Ice crystals – that’s what you need to manage in order to avoid having a piece of Antarctica sitting in your freezer. Ice crystals form when you freeze a liquid. The larger the ice crystals, the icier the ice cream. The smaller the ice crystals, the better. The size of ice crystals can be influnced by churning – the quicker a liquid freezes, the smaller the ice crystals – so an ice cream machine is great help. Another piece of the puzzle is the ratio of solids to liquids in your ice cream mixture. Water is the liquid, fat and sugar are the solids. The more solids you have, the softer the ice cream. Try to be healthy and reduce the amount of sugar you have in a recipe and you will attract the wrath of the gods. Of course, there is a whole arsenal of tricks to manage the texture (alcohol and salt lower the freezing point; pectin, salep, cornstarch and gums like xanthan and guar gum can all be used as thickeners), but it feels a bit like cheating.
I no longer use sugar in anything, including my ice creams and go for xylitol instead (which, despite the chemical-sounding name, is a great natural alternative to sugar with a very low glycemic index). Xylitol, however, doesn’t have all the properties of sugar (it doesn’t caramelise, for instance). Since it’s also a bit sweeter, less of it is required when making ice cream, which means ice crystals are larger. The end result just isn’t as satisfying as normal ice cream.

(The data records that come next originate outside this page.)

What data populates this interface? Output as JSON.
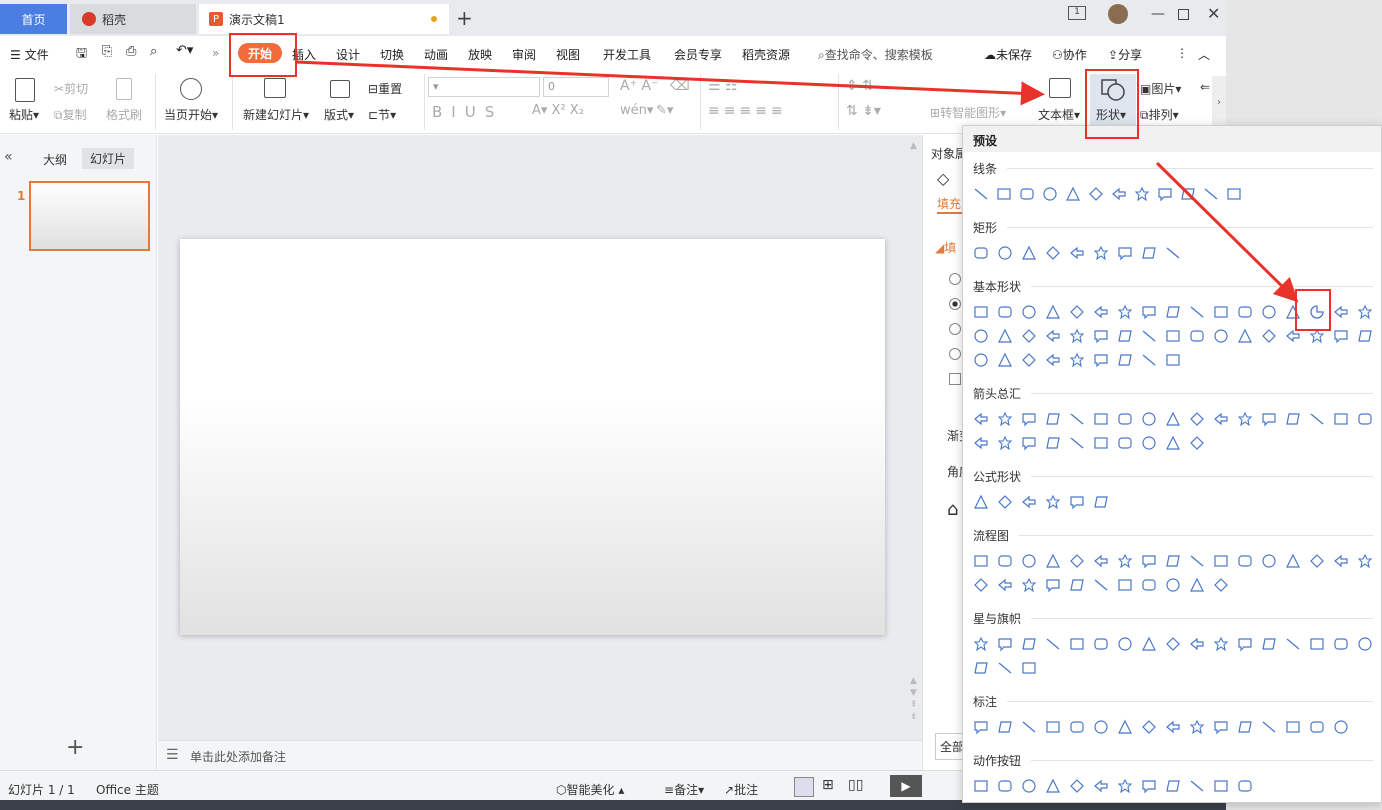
{
  "tabs": {
    "home": "首页",
    "daoke": "稻壳",
    "doc": "演示文稿1"
  },
  "menu": {
    "file": "文件",
    "items": [
      "开始",
      "插入",
      "设计",
      "切换",
      "动画",
      "放映",
      "审阅",
      "视图",
      "开发工具",
      "会员专享",
      "稻壳资源"
    ],
    "search": "查找命令、搜索模板",
    "unsaved": "未保存",
    "collab": "协作",
    "share": "分享"
  },
  "ribbon": {
    "paste": "粘贴",
    "cut": "剪切",
    "copy": "复制",
    "format_painter": "格式刷",
    "from_current": "当页开始",
    "new_slide": "新建幻灯片",
    "layout": "版式",
    "section": "节",
    "reset": "重置",
    "font_size": "0",
    "smart_shape": "转智能图形",
    "textbox": "文本框",
    "shape": "形状",
    "picture": "图片",
    "arrange": "排列"
  },
  "left": {
    "outline": "大纲",
    "slides": "幻灯片",
    "slide_num": "1"
  },
  "notes": "单击此处添加备注",
  "right": {
    "title": "对象属",
    "fill_tab": "填充",
    "fill_section": "填",
    "gradient": "渐变",
    "angle": "角度",
    "all": "全部"
  },
  "status": {
    "slide": "幻灯片 1 / 1",
    "theme": "Office 主题",
    "beautify": "智能美化",
    "notes": "备注",
    "comment": "批注"
  },
  "dropdown": {
    "header": "预设",
    "sections": [
      "线条",
      "矩形",
      "基本形状",
      "箭头总汇",
      "公式形状",
      "流程图",
      "星与旗帜",
      "标注",
      "动作按钮"
    ]
  }
}
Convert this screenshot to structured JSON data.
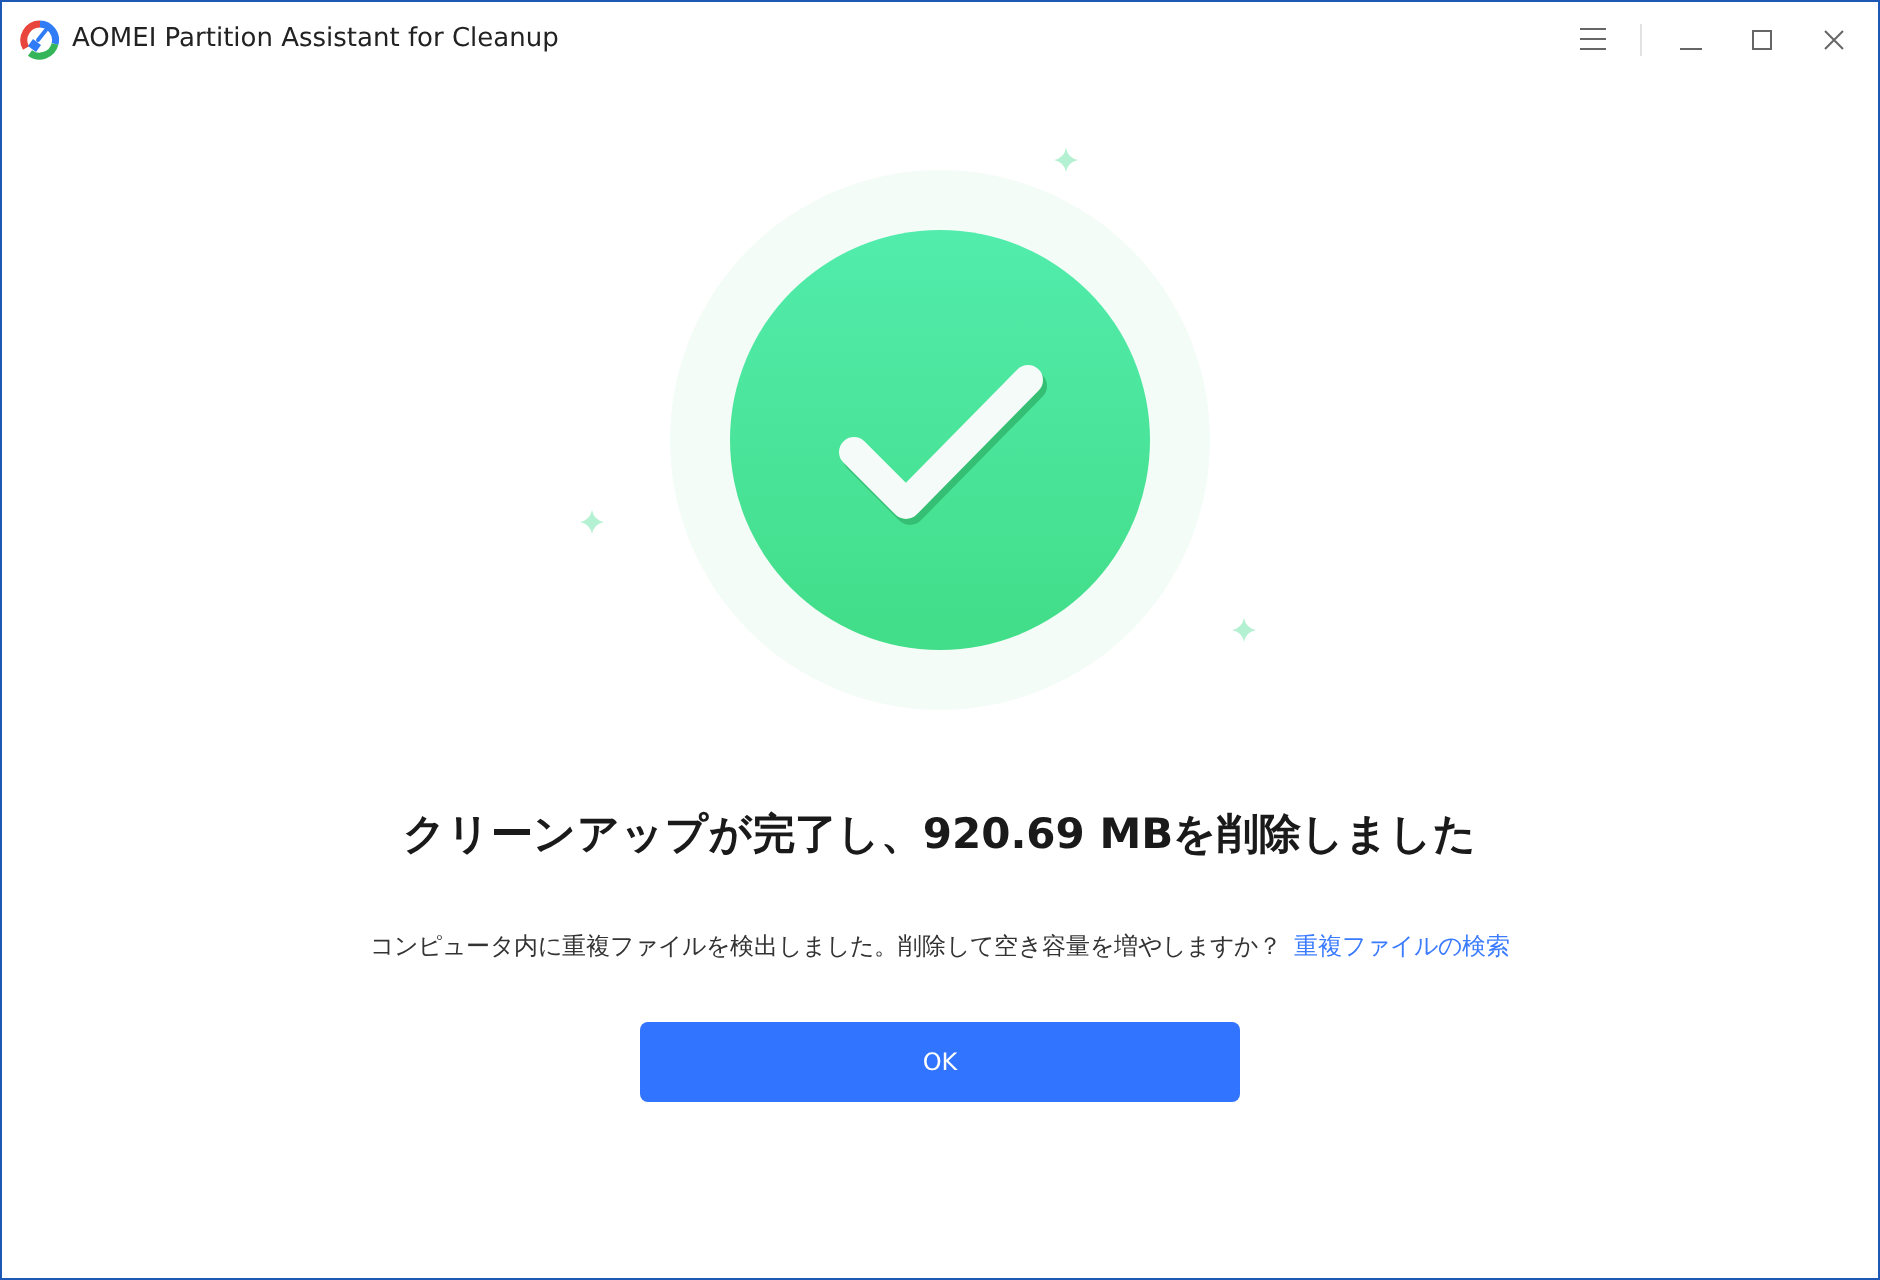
{
  "window": {
    "title": "AOMEI Partition Assistant for Cleanup"
  },
  "result": {
    "heading": "クリーンアップが完了し、920.69 MBを削除しました",
    "message": "コンピュータ内に重複ファイルを検出しました。削除して空き容量を増やしますか？",
    "link": "重複ファイルの検索"
  },
  "button": {
    "label": "OK"
  }
}
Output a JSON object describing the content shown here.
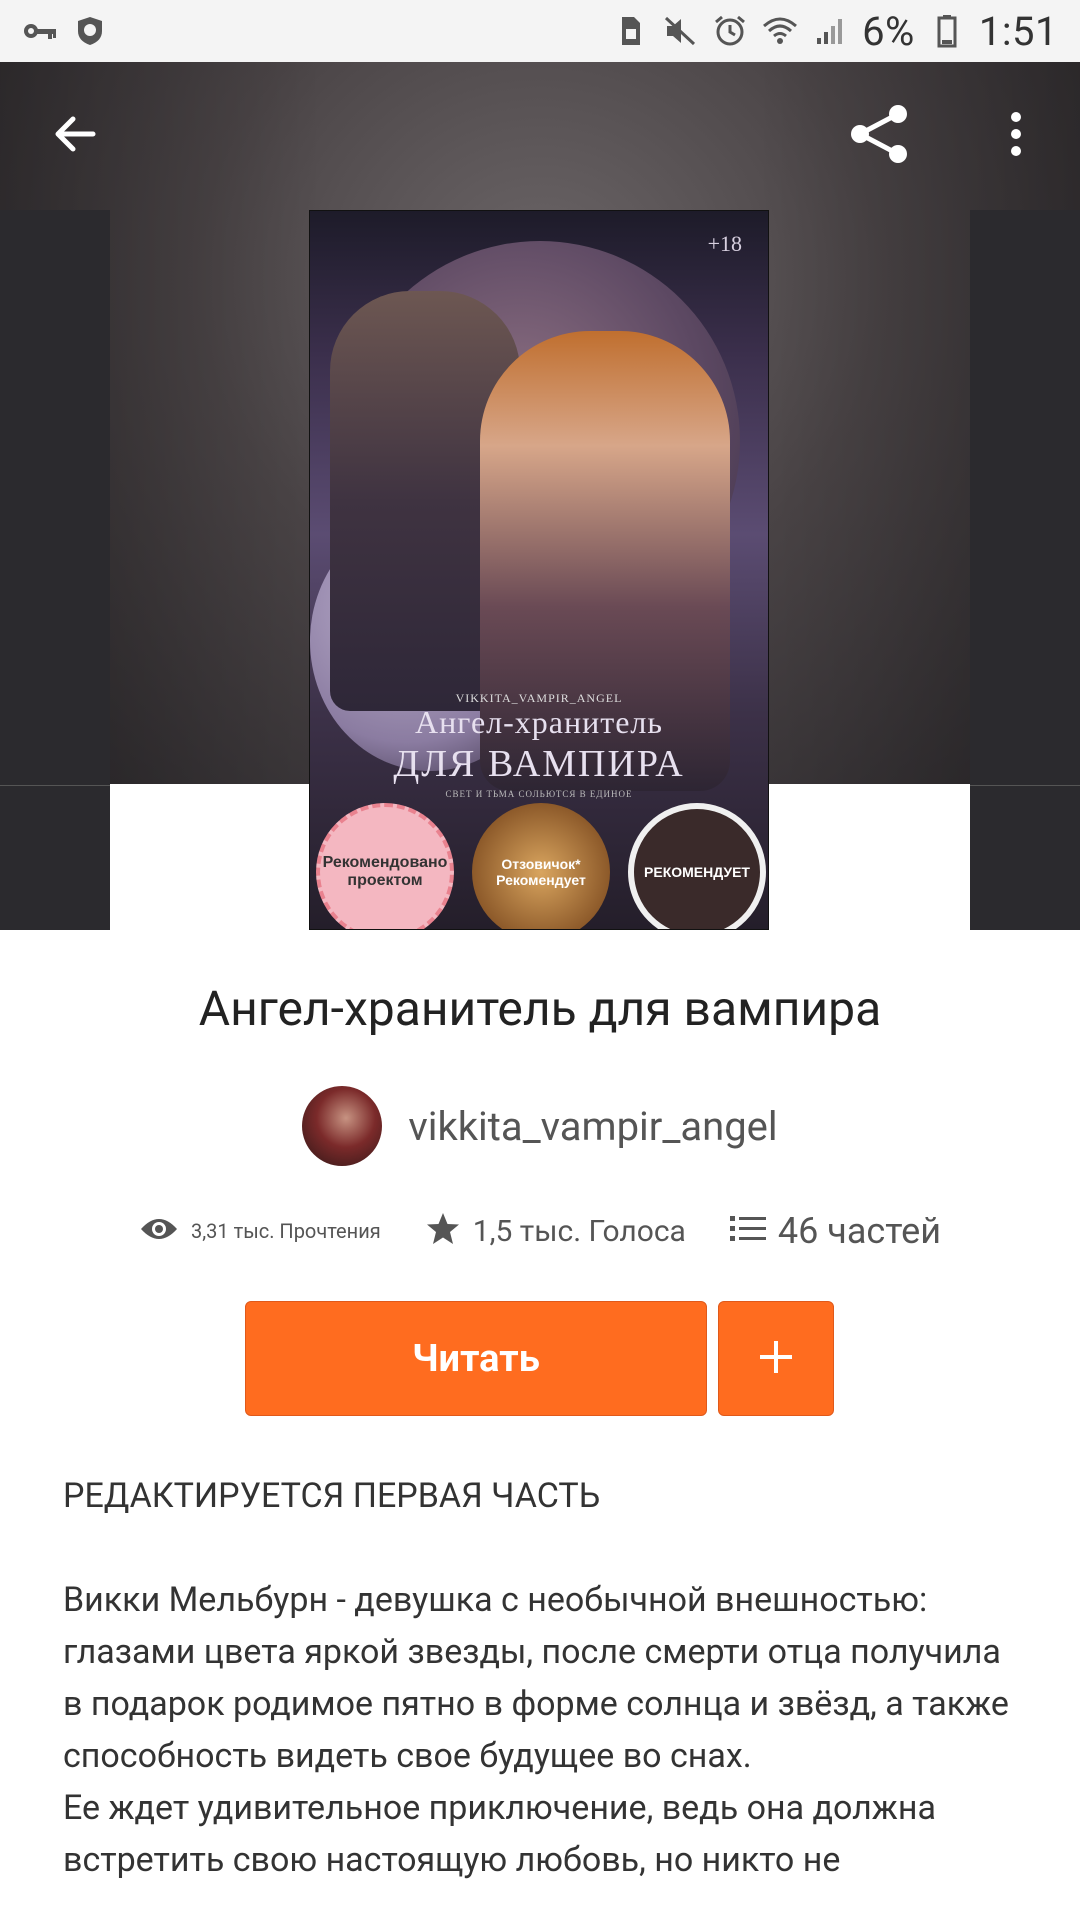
{
  "status_bar": {
    "left_icons": [
      "key-icon",
      "shield-icon"
    ],
    "right_icons": [
      "sim-icon",
      "mute-icon",
      "alarm-icon",
      "wifi-icon",
      "signal-icon",
      "battery-icon"
    ],
    "battery": "6%",
    "time": "1:51"
  },
  "toolbar": {
    "back_icon": "arrow-left-icon",
    "share_icon": "share-icon",
    "more_icon": "more-vertical-icon"
  },
  "cover": {
    "age_rating": "+18",
    "author_small": "VIKKITA_VAMPIR_ANGEL",
    "title_line1": "Ангел-хранитель",
    "title_line2": "ДЛЯ ВАМПИРА",
    "tagline": "СВЕТ И ТЬМА СОЛЬЮТСЯ В ЕДИНОЕ",
    "badge1": "Рекомендовано проектом",
    "badge2": "Отзовичок* Рекомендует",
    "badge3": "РЕКОМЕНДУЕТ"
  },
  "book": {
    "title": "Ангел-хранитель для вампира",
    "author": "vikkita_vampir_angel"
  },
  "stats": {
    "reads": "3,31 тыс. Прочтения",
    "votes": "1,5 тыс. Голоса",
    "parts": "46 частей"
  },
  "actions": {
    "read_label": "Читать"
  },
  "description": {
    "heading": "РЕДАКТИРУЕТСЯ ПЕРВАЯ ЧАСТЬ",
    "para1": "Викки Мельбурн - девушка с необычной внешностью: глазами цвета яркой звезды, после смерти отца получила в подарок родимое пятно в форме солнца и звёзд, а также способность видеть свое будущее во снах.",
    "para2": "Ее ждет удивительное приключение, ведь она должна встретить свою настоящую любовь, но никто не"
  },
  "colors": {
    "accent": "#ff6c1f",
    "hero_bg": "#4a4446"
  }
}
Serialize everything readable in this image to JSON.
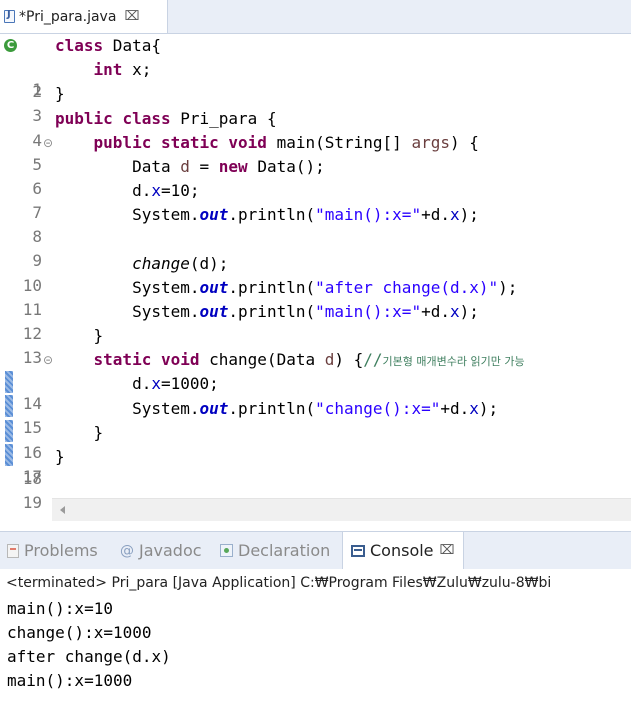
{
  "editor": {
    "tab": {
      "title": "*Pri_para.java",
      "close": "⌧"
    }
  },
  "code": {
    "line_numbers": [
      "1",
      "2",
      "3",
      "4",
      "5",
      "6",
      "7",
      "8",
      "9",
      "10",
      "11",
      "12",
      "13",
      "14",
      "15",
      "16",
      "17",
      "18",
      "19"
    ],
    "fold_markers": {
      "l5": "⊝",
      "l14": "⊝"
    },
    "run_marker": "C",
    "l1": {
      "kw": "class",
      "rest": " Data{"
    },
    "l2": {
      "indent": "    ",
      "kw": "int",
      "rest": " x;"
    },
    "l3": {
      "text": "}"
    },
    "l4": {
      "kw1": "public",
      "kw2": "class",
      "rest": " Pri_para {"
    },
    "l5": {
      "indent": "    ",
      "kw1": "public",
      "kw2": "static",
      "kw3": "void",
      "mid": " main(String[] ",
      "arg": "args",
      "end": ") {"
    },
    "l6": {
      "indent": "        ",
      "a": "Data ",
      "var": "d",
      "b": " = ",
      "kw": "new",
      "c": " Data();"
    },
    "l7": {
      "indent": "        ",
      "a": "d.",
      "fld": "x",
      "b": "=10;"
    },
    "l8": {
      "indent": "        ",
      "a": "System.",
      "sfld": "out",
      "b": ".println(",
      "str": "\"main():x=\"",
      "c": "+d.",
      "fld": "x",
      "d": ");"
    },
    "l10": {
      "indent": "        ",
      "itc": "change",
      "a": "(d);"
    },
    "l11": {
      "indent": "        ",
      "a": "System.",
      "sfld": "out",
      "b": ".println(",
      "str": "\"after change(d.x)\"",
      "c": ");"
    },
    "l12": {
      "indent": "        ",
      "a": "System.",
      "sfld": "out",
      "b": ".println(",
      "str": "\"main():x=\"",
      "c": "+d.",
      "fld": "x",
      "d": ");"
    },
    "l13": {
      "text": "    }"
    },
    "l14": {
      "indent": "    ",
      "kw1": "static",
      "kw2": "void",
      "a": " change(Data ",
      "var": "d",
      "b": ") {",
      "cmt": "//",
      "cmt_ko": "기본형 매개변수라 읽기만 가능"
    },
    "l15": {
      "indent": "        ",
      "a": "d.",
      "fld": "x",
      "b": "=1000;"
    },
    "l16": {
      "indent": "        ",
      "a": "System.",
      "sfld": "out",
      "b": ".println(",
      "str": "\"change():x=\"",
      "c": "+d.",
      "fld": "x",
      "d": ");"
    },
    "l17": {
      "text": "    }"
    },
    "l18": {
      "text": "}"
    }
  },
  "views": {
    "tabs": [
      {
        "label": "Problems",
        "icon": "problems-icon"
      },
      {
        "label": "Javadoc",
        "icon": "javadoc-icon",
        "glyph": "@"
      },
      {
        "label": "Declaration",
        "icon": "declaration-icon"
      },
      {
        "label": "Console",
        "icon": "console-icon",
        "close": "⌧"
      }
    ]
  },
  "console": {
    "status": "<terminated> Pri_para [Java Application] C:₩Program Files₩Zulu₩zulu-8₩bi",
    "output": [
      "main():x=10",
      "change():x=1000",
      "after change(d.x)",
      "main():x=1000"
    ]
  },
  "colors": {
    "keyword": "#7f0055",
    "string": "#2a00ff",
    "field": "#0000c0",
    "comment": "#3f7f5f",
    "local_var": "#6a3e3e",
    "tab_bar": "#e9eef7"
  }
}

When I saw a recipe for cream cheese sorbet on the Saveur website, I knew I’d hit the jackpot. It was obvious that the huge amount of fat from the cream cheese would certainly result in a sorbet with good texture, with or without sugar. I tried it with xylitol, and, yes, it’s awesome and tastes like a frozen New York cheesecake. If you want to use sugar, go for the recipe on the Saveur website. My adaptation is for a xylitol sweetened sorbet. I buy my xylitol here.
Cream Cheese Sorbet with Xylitol Recipe (adapted from Saveur)
- 2 packets Philadelphia or your favourite cream cheese (500 grams total), softened to room temperature
- 1 cup xylitol
- 1/2 cup lemon juice and equivalent lemon rind
- 1 tsp vanilla essence
- Add the xylitol and 1 cup of water to a pot and heat until the xylitol is dissolved
- Using a wooden spoon, mix the cream cheese until no lumps appear
- Bit by bit, add the water and xylitol mix, incorporating slowly with a whisk to ensure there are no lumps
- Add the lemon juice, lemon rind and vanilla essence
- Churn in your ice machine and freeze for 3 hours or so before you eat it
- If you don’t have an ice cream machine, I suspect it will still work really well if you put it in the freezer and churn it by hand every hour or so for around 6 or 7 hours